I would like to thank Mariner Books for sending me a copy of this engaging novel!

 

The Strangely Beautiful Tale of Miss Percy Parker by Leanna Renee Hieber

The Strangely Beautiful Tale of Miss Percy Parker by Leanna Renne Hieber

The Strangely Beautiful Tale of Miss Percy Parker is set in the heart of Victorian London, where dark and mysterious things are taking place. Dangerous spirits are haunting this beautiful city and six people have been chosen to safeguard the mortal world from these supernatural terrors. This group, known as The Guard, awaits the fulfillment of the Prophecy, which promises that a last member will join their circle in time and help them fight against the forces of evil.

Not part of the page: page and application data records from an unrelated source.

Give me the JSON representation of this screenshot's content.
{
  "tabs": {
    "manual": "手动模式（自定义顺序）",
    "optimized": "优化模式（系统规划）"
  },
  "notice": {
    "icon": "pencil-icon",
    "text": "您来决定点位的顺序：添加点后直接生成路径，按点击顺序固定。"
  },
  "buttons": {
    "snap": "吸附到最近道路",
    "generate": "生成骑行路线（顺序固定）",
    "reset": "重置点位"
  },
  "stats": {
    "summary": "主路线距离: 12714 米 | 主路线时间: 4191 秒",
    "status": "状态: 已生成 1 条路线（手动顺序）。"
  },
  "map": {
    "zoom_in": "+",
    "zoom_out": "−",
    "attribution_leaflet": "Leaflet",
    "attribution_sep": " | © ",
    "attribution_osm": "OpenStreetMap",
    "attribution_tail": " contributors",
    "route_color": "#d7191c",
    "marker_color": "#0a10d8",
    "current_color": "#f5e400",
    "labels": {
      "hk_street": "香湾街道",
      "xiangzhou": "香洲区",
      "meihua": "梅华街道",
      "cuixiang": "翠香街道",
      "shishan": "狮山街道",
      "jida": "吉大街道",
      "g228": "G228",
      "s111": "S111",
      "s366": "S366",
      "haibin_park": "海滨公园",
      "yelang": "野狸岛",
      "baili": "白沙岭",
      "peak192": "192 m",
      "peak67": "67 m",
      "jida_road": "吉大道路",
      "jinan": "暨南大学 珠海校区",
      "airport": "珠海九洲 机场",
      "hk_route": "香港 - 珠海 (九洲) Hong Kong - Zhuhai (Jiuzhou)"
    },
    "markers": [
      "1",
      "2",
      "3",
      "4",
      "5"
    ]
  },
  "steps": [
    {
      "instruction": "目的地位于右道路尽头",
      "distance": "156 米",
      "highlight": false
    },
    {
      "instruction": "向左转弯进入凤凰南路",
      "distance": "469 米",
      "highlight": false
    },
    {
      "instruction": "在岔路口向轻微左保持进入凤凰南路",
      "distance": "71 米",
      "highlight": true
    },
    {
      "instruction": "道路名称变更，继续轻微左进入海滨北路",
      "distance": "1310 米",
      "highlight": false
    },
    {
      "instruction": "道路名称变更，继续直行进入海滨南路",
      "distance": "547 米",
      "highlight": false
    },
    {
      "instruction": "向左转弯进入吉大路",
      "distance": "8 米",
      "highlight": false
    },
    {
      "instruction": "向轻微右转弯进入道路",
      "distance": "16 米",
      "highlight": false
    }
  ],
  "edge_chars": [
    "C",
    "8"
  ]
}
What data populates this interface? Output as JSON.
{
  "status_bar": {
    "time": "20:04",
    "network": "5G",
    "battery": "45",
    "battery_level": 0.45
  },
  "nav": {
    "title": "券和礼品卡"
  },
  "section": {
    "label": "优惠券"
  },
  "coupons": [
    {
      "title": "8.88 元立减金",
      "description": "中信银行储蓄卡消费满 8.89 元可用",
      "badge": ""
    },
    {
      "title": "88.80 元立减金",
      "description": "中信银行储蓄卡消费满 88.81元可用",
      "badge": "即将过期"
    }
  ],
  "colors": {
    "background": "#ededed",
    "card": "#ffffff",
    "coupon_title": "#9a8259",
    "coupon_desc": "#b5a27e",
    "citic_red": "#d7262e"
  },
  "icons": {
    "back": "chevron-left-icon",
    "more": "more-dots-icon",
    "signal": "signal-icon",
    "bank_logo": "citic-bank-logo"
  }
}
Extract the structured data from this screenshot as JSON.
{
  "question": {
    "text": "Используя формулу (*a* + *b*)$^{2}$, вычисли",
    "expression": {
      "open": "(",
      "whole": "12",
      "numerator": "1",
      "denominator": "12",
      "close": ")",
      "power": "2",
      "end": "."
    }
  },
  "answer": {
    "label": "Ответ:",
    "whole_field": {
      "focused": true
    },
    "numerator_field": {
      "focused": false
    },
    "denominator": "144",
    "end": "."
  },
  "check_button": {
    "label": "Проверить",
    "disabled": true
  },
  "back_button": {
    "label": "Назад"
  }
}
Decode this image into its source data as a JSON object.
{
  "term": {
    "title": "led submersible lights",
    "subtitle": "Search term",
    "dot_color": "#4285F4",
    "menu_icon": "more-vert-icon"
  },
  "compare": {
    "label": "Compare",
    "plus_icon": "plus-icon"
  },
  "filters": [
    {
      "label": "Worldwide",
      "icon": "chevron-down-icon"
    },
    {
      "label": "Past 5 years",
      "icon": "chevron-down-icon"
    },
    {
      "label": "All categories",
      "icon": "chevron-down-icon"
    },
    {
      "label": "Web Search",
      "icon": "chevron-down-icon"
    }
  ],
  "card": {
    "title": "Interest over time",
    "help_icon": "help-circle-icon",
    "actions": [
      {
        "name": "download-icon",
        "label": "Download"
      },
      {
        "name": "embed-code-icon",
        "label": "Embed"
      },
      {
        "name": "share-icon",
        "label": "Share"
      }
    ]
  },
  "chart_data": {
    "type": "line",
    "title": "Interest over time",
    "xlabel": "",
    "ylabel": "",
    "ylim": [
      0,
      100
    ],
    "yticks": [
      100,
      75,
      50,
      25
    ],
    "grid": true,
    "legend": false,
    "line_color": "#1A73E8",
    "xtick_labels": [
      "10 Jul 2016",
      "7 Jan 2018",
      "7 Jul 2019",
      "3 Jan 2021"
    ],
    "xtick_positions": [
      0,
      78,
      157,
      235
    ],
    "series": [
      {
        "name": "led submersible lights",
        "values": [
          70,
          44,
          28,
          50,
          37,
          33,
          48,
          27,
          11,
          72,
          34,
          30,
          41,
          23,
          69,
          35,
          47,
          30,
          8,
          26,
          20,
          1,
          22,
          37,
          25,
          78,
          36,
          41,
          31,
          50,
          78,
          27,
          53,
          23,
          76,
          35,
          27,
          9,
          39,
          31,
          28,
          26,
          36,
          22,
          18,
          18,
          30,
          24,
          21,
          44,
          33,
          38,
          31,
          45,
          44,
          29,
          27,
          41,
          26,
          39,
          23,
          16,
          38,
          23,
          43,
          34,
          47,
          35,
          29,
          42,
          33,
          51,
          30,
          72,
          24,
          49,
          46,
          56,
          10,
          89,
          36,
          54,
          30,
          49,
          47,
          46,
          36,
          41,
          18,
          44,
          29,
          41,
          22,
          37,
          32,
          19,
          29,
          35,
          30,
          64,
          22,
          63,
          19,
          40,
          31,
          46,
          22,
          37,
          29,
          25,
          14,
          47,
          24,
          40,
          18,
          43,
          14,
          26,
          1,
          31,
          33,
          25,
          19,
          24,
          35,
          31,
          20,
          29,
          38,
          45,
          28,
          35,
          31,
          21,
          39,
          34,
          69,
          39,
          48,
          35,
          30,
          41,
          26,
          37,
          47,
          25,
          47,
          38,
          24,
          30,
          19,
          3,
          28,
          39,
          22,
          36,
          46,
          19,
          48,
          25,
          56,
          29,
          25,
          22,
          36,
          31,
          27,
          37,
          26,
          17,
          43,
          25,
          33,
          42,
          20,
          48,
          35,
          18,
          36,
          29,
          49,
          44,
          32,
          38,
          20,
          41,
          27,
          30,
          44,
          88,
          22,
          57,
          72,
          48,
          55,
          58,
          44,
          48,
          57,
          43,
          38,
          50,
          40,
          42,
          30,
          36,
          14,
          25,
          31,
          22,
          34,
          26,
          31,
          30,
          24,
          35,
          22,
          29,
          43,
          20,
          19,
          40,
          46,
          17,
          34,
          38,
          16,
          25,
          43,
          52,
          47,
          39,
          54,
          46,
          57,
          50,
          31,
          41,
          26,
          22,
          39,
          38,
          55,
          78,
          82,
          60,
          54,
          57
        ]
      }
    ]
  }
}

Nineteen years later, orphan Percy Parker arrives at the Athens Academy in Victorian London. The eighteen-year-old immediately feels out of place at her new school, since she is not like any other girl. Her strange and unique appearance sets her apart from the other students and Percy finds it hard to make friends. The students and professors think that she looks odd and thus, they keep their distance; but if they gave this timid girl a chance, they would find out that she is unique in every way. Percy speaks multiple languages and she has the ability to see ghosts and speak to them. Furthermore, she is often haunted by strange visions. However, Percy does not know why these peculiar things are happening to her. The shy girl yearns for acceptance and wants to be like everybody else, therefore she doesn’t want to tell anyone about her abilities. Percy doesn’t want to draw any unnecessary attention to herself, so she tries to behave like the other students. She tries to focus on school and she is concerned about the fact that she has to attend math classes. She is a bright student, but she isn’t good at math and therefore, she hates it. Maybe her attractive Professor Alexi will be able to change her mind. There’s just something about him that fascinates Percy and she cannot stop thinking about him. What does this mysterious Alexi have to hide? And what do these two unlikely characters have in common?

Vivienne at Serendipity mentioned this refreshing novel and when I read the synopsis, I knew that I had to get my hands on this book!

Thus, I was very happy when I received a copy from Dorchester Publishing and I couldn’t wait to read it! I just loved this compelling novel, since it drew me in from the beginning and it took me on an unforgettable journey through Victorian London!

Leanna Renee Hieber has created a charming and imaginative gothic story that is full of spiritualism, mystery and romance. The Strangely Beautiful Tale of Miss Percy Parker is an engaging novel and I was immediately captivated by the lyrical language, the mythic themes and the well-drawn characters. In the beginning, Percy is described as a shy girl who has no self-confidence, but when she meets Professor Alexi, she gains strength and courage. Alexi, unlike the others, doesn’t feel intimidated by her appearance; he appreciates Percy and becomes aware of the fact that she is a beautiful young girl who is intelligent, kind and special in every way! All in all, this book is lovely and beautifully written; I really liked everything about it, especially the Victorian setting and the gothic and supernatural elements. This is indeed a strangely beautiful tale!

For more information (trailer, excerpts and prologue), please visit Leanna Renee Hieber’s website.